2012 US Elections: Online Gambling on the Ballot

Top betting organizations are making President Barack Obama the odds-on favorite to win re-election over Governor Mitt Romney. William Hill, the world’s biggest bookmaker, put the odds at Obama 3/10, and Romney 5/2. For Betfair, the world’s largest Internet betting exchange, it’s Obama 1 /4 and Romney 11/4. But gamblers (both land-based and online), while concerned about the future of the country, are also focused on the future of gambling in the next administration.

Both candidates, mindful that gambling is a revenue driver as well as entertainment provider, have not displayed overt opposition to online gambling. Romney is, of course, big business-friendly; while Obama is desperate for any measurs to stimulate the economy.

Gambling issues on state ballots

This election year, citizens of five states are preparing to vote on several gambling measures. In Arkansas, Ohio, Oregon, and Rhode Island, residents are to vote on amendments aimed, basically, at either allowing casino games where there was none or expanding existing casinos and the scope of their business operations. In Maryland, voters are being asked if video lottery outlets can also run table games. Bills on online poker may also be in the offing.

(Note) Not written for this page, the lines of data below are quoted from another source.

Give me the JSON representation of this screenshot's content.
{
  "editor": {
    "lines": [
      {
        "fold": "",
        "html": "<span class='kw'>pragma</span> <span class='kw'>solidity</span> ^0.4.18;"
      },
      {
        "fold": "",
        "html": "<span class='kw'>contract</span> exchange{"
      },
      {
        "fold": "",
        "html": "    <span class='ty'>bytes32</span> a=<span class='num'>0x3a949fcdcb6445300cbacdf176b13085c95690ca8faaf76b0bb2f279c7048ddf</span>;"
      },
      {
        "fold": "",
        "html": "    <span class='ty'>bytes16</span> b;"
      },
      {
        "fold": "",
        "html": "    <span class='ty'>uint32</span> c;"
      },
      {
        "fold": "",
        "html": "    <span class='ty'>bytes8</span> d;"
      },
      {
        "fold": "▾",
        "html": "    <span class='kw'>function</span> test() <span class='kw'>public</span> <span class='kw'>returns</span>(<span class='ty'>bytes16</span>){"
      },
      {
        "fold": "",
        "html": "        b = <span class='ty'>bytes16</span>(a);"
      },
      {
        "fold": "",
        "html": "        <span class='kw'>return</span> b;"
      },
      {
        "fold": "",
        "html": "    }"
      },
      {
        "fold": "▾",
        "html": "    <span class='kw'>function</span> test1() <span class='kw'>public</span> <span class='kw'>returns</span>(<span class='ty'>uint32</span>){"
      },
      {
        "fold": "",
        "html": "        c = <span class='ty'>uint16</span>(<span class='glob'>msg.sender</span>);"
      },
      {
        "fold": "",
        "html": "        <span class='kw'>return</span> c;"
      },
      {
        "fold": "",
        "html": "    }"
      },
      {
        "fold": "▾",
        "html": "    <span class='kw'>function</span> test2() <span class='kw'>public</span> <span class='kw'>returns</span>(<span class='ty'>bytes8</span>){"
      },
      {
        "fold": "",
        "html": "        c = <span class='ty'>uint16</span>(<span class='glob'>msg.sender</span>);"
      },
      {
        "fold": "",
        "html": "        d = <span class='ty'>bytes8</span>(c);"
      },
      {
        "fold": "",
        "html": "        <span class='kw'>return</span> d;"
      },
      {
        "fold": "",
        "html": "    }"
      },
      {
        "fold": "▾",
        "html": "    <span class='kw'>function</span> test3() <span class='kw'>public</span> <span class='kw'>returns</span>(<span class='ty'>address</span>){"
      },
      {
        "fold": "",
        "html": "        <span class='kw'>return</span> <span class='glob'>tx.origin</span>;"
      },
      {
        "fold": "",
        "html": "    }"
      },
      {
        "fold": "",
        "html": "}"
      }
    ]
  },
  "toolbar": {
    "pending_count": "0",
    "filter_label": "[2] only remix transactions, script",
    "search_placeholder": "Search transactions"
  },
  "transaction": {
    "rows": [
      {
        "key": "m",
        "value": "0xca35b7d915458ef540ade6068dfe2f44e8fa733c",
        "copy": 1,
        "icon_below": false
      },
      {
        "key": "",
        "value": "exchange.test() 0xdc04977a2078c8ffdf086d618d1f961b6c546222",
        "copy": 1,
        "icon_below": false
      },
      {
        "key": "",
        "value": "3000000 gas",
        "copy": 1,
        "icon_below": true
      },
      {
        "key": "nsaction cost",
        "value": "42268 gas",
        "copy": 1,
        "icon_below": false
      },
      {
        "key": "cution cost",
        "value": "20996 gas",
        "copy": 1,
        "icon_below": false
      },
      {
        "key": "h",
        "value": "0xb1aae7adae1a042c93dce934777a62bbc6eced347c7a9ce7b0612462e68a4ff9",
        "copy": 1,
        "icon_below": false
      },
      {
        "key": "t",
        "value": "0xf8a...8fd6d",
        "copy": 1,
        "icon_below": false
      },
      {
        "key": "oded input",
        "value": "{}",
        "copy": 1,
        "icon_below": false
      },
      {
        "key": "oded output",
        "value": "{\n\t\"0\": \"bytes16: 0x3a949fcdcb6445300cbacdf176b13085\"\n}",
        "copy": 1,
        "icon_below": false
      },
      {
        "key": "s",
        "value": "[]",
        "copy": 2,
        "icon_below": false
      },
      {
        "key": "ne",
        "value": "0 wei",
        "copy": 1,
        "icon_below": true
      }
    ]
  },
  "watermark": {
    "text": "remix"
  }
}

Maryland gambling companies spend $72M on ballot fight

In Maryland, proponents on both sides of Question 7 – which would allow the construction of an additional casino in Prince George’s County and increase the types of games being played at existing casinos – are putting their money where their mouth is. To date, casino companies for and against Question 7 have put in$72 million into the fight, demonstrating the seriousness of this ballot initiative.

Online gambling: What do regular folks think?

Despite the gridlock, Washington has not been amiss in proposing online gambling regulatory bills. Expect lobbyists from big gaming companies to also get into the act. But what do regular Americans think? Surveys show that a majority favor legal and regulated online gambling. But while they like regulation, they also appreciate the rewards that revenue-generating businesses can bring to an uncertain economy.

It only makes sense.